One of the stories is about superstar Todd who worked at the help desk and was about 6 feet, 8 inches tall, and you often include the applicant in the story by asking, “Can you imagine trying to squeeze into a cubicle at that size? What are you, about 5 feet, 10 inches?”
*This question is required.
2. The office has been wracked by a number of bad hires recently. Some of them were let go when various facts about their past came to light while others left due to performance and expectations.

Wanting to mitigate the turnover as much as possible, you ask each applicant, “Do you understand that any discrepancies in your application will be considered grounds for immediate dismissal at any time you are employed here? Given that, is there anything you’d now like me to know?”
*This question is required.
3. It is haunting you that the applicant you are interviewing looks familiar but you don’t recognize the name on the resume. Based on a hunch, you ask the applicant, “Have you ever worked here under a different name?” *This question is required.
4. There were more than 100 individuals who applied for the help desk position and a committee went through the files and narrowed it down to 15 to be interviewed over the course of five days. With nine critical projects you are juggling while squeezing in these interviews each day, you know it is going to be easy to forget which applicant said what when you meet one week later to decide who to move forward.

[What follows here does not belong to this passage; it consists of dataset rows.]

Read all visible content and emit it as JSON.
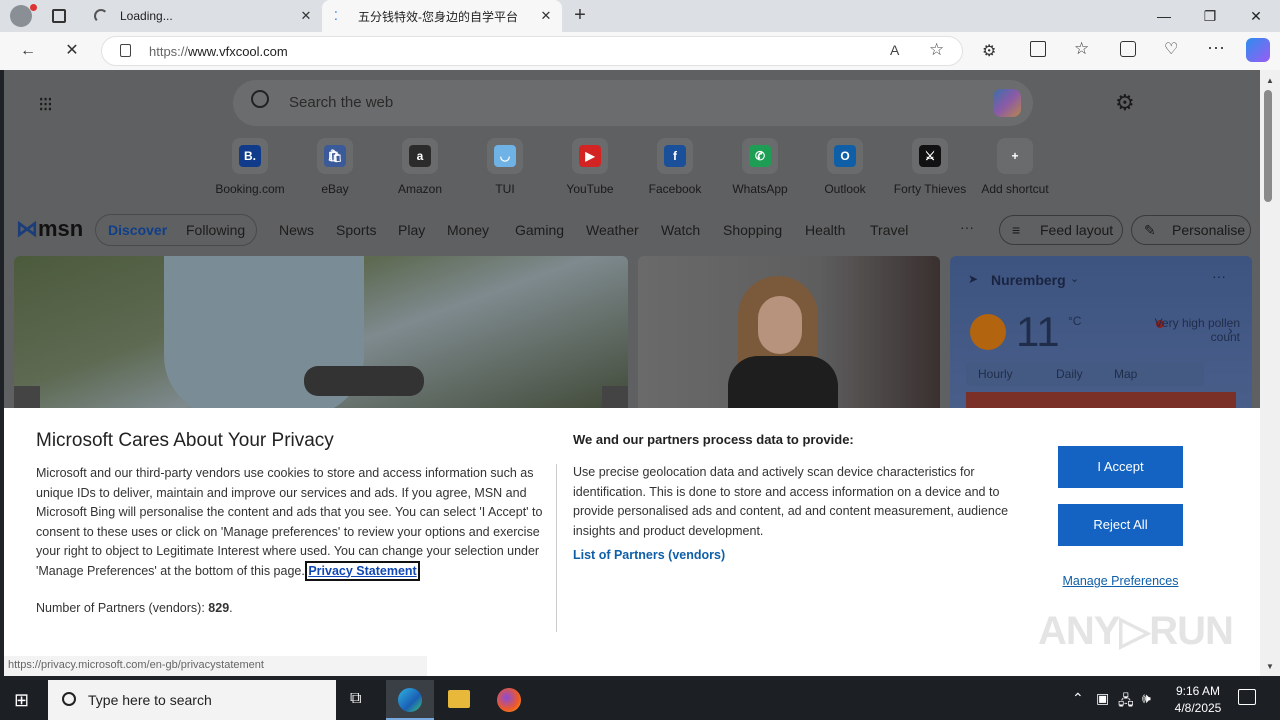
{
  "browser": {
    "tabs": [
      {
        "title": "Loading..."
      },
      {
        "title": "五分钱特效-您身边的自学平台"
      }
    ],
    "url_prefix": "https://",
    "url_host": "www.vfxcool.com",
    "status_url": "https://privacy.microsoft.com/en-gb/privacystatement"
  },
  "newtab": {
    "search_placeholder": "Search the web",
    "shortcuts": [
      {
        "label": "Booking.com",
        "glyph": "B.",
        "color": "#0f3b8a"
      },
      {
        "label": "eBay",
        "glyph": "🛍",
        "color": "#3b5a9a"
      },
      {
        "label": "Amazon",
        "glyph": "a",
        "color": "#2b2b2b"
      },
      {
        "label": "TUI",
        "glyph": "◡",
        "color": "#6fb2e5"
      },
      {
        "label": "YouTube",
        "glyph": "▶",
        "color": "#d32323"
      },
      {
        "label": "Facebook",
        "glyph": "f",
        "color": "#1a4f9a"
      },
      {
        "label": "WhatsApp",
        "glyph": "✆",
        "color": "#1e9e55"
      },
      {
        "label": "Outlook",
        "glyph": "O",
        "color": "#0f5fa8"
      },
      {
        "label": "Forty Thieves",
        "glyph": "⚔",
        "color": "#111111"
      },
      {
        "label": "Add shortcut",
        "glyph": "+",
        "color": "#6a6b6c"
      }
    ],
    "msn_logo": "msn",
    "feed_tabs": [
      "Discover",
      "Following"
    ],
    "nav_items": [
      "News",
      "Sports",
      "Play",
      "Money",
      "Gaming",
      "Weather",
      "Watch",
      "Shopping",
      "Health",
      "Travel"
    ],
    "more": "···",
    "feed_layout": "Feed layout",
    "personalise": "Personalise",
    "weather": {
      "city": "Nuremberg",
      "temp": "11",
      "unit": "°C",
      "alert": "Very high pollen count",
      "tabs": [
        "Hourly",
        "Daily",
        "Map"
      ]
    }
  },
  "privacy": {
    "title": "Microsoft Cares About Your Privacy",
    "body": "Microsoft and our third-party vendors use cookies to store and access information such as unique IDs to deliver, maintain and improve our services and ads. If you agree, MSN and Microsoft Bing will personalise the content and ads that you see. You can select 'I Accept' to consent to these uses or click on 'Manage preferences' to review your options and exercise your right to object to Legitimate Interest where used.  You can change your selection under 'Manage Preferences' at the bottom of this page.",
    "link": "Privacy Statement",
    "partners_label": "Number of Partners (vendors):",
    "partners_count": "829",
    "data_title": "We and our partners process data to provide:",
    "data_body": "Use precise geolocation data and actively scan device characteristics for identification. This is done to store and access information on a device and to provide personalised ads and content, ad and content measurement, audience insights and product development.",
    "list_link": "List of Partners (vendors)",
    "accept": "I Accept",
    "reject": "Reject All",
    "manage": "Manage Preferences"
  },
  "taskbar": {
    "search_placeholder": "Type here to search",
    "time": "9:16 AM",
    "date": "4/8/2025"
  }
}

To minimize the risk of confusing applicants, you ask each of them at the conclusion of their interview, “Would you mind if I take your picture?”
*This question is required.
5. The position you are interviewing applicants for requires someone who is extroverted and connected with the community. To help ascertain whether applicants are outgoing and have made such connections, you ask each of them, “What organizations are you a part of?” *This question is required.
6. It is pretty rare for an applicant to apply for a position without your company having to run ads on social media and job-related posting sites. In this case, though, the perfect applicant (at least on paper) applied for a position before it was even posted.

Finding his strange, you ask the applicant, “Who told you about this position and our opening?”
7. As a member of three standing committees, including one with HR, you know that the company cannot afford to keep absorbing hiking insurance rates and the only way to reduce costs is to have fewer employees maxing out benefits. With this in the back of your mind, you ask each applicant you interview for the administrative assistant position, “Have you ever been told that you’re at risk for cancer?”
8. In the interview, the applicant answers a question about challenges they overcame by saying “When I was at Daleville High School,” and that is the same school one of your children graduated from. Conversationally, you ask the applicant, “When were you at Daleville High?”
9. Every question the applicant is being asked is answered with an anecdote about their time in the Army, and this is obviously something they are proud of and want to focus on. You ask the applicant, “What type of discharge did you get?”
10. The applicant seems perfectly suited for the opening you have but you know they currently work for a competitor rumored to pay twice as much as your company. You suspect this could be an issue.

You ask the applicant, “I don’t want to waste anyone’s time here, so let me ask what your expecting this position to pay?”